Buying property in Thailand — Bangkok in particular — is an attractive proposition. The luxury-property sector is booming and prices are far cheaper than those you’ll find in Hong Kong. However, there are certain factors, listed below, you need to be aware of before you consider making a purchase. And be sure to consult an attorney — laws change all the time, after all.
- Foreign citizens are generally forbidden from owning land in Thailand, so many overseas buyers opt for the simplicity of buying a condominium. It’s permitted as long as no less than 51 percent of the total area of all units in a residential project is owned by Thai citizens.
- If you wish to buy or build a stand-alone home, you’ll need to obtain a 30-year lease from the landowner. Alternatively, you can form a limited company in Thailand with a combination of foreign and Thai ownership, although no more than 49 percent of the shares can be foreign owned; such a company has the right to own land.
- A foreigner is permitted to own land — up to one rai (1,600 square metres) — if he or she provides a minimum of 40 million baht to invest in specified Thai businesses and has received approval from the Ministry of the Interior.
- Most buyers from Hong Kong purchase new, off-plan developments, for which the procedure is straightforward: select condo, pay HK$20,000 booking fee, pay a 10 percent deposit within the following two weeks, pay another 10 percent deposit after signing the sales and purchase agreement, then pay the remainder once the property is finished and the transfer of ownership is made by the developer.
- If you want to buy a property with cash, you’ll first have to transfer the total amount in Hong Kong or US dollars to a bank account in Thailand before continuing the process.
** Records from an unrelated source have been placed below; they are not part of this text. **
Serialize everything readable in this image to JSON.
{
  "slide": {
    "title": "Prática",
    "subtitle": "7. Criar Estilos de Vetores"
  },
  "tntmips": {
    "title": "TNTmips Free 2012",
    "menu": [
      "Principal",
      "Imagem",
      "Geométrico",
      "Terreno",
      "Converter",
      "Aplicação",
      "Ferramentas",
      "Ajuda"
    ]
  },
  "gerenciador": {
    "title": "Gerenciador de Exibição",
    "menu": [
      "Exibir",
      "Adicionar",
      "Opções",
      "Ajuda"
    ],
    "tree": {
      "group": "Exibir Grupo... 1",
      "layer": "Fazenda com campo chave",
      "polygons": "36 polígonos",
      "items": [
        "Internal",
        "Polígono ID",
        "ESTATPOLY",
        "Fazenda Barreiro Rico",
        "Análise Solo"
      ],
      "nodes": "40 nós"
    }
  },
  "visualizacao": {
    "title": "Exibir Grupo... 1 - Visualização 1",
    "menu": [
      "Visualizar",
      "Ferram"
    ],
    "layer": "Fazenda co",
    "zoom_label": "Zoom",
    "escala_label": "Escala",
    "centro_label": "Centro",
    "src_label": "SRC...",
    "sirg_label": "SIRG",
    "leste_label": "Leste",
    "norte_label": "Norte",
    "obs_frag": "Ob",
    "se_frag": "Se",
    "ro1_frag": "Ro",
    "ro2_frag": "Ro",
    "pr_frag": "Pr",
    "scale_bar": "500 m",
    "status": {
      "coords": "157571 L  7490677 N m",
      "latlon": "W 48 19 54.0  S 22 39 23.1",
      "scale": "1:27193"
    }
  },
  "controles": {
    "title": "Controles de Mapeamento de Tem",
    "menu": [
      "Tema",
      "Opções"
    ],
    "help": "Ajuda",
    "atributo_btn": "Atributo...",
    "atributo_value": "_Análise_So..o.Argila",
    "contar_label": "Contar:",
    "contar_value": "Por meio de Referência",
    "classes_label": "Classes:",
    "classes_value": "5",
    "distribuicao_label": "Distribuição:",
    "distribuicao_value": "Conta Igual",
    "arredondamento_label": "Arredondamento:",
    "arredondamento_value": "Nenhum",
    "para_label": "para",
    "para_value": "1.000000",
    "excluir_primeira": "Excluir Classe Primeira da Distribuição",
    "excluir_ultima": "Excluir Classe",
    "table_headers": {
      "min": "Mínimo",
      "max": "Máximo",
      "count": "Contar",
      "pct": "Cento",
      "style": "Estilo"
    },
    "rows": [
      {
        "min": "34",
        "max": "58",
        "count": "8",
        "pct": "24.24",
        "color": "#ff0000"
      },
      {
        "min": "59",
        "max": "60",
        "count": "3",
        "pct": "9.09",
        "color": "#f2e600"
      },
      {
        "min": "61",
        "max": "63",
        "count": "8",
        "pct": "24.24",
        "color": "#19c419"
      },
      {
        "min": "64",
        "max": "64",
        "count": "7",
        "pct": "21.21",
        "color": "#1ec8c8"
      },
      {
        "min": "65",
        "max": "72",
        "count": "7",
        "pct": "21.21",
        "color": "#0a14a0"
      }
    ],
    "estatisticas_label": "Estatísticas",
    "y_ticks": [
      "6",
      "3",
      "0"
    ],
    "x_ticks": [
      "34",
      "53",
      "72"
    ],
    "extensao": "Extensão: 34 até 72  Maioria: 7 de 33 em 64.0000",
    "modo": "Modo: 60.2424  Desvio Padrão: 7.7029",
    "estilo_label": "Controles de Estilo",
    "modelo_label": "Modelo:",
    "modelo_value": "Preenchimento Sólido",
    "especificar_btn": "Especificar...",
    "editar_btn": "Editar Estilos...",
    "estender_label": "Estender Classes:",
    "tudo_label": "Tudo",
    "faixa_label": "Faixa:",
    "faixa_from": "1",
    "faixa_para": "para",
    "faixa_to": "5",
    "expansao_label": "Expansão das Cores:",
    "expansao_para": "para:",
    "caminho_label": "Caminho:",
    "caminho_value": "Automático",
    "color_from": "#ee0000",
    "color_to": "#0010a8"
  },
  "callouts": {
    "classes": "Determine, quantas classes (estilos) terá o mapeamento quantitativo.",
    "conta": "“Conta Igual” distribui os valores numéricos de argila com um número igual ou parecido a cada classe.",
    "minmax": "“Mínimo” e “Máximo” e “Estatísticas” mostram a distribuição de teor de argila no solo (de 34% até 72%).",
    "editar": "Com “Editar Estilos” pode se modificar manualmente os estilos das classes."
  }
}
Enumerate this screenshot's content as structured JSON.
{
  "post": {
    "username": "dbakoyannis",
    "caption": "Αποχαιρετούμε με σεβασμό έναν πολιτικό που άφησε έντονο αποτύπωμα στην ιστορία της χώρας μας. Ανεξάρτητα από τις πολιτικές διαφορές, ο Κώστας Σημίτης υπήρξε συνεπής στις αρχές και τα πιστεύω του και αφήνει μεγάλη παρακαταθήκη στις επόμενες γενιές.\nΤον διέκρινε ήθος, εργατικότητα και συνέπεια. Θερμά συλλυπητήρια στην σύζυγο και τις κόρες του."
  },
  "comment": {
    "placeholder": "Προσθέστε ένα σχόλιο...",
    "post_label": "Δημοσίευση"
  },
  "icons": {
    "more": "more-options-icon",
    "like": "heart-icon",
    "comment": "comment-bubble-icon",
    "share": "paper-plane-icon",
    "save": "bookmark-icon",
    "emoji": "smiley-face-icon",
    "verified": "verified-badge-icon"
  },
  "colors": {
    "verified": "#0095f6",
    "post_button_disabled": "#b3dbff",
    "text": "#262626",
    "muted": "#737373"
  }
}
If you wish to get a mortgage, chances are you’ll need to apply for an international bank loan from the likes of UOB, ICBC or Bank of China.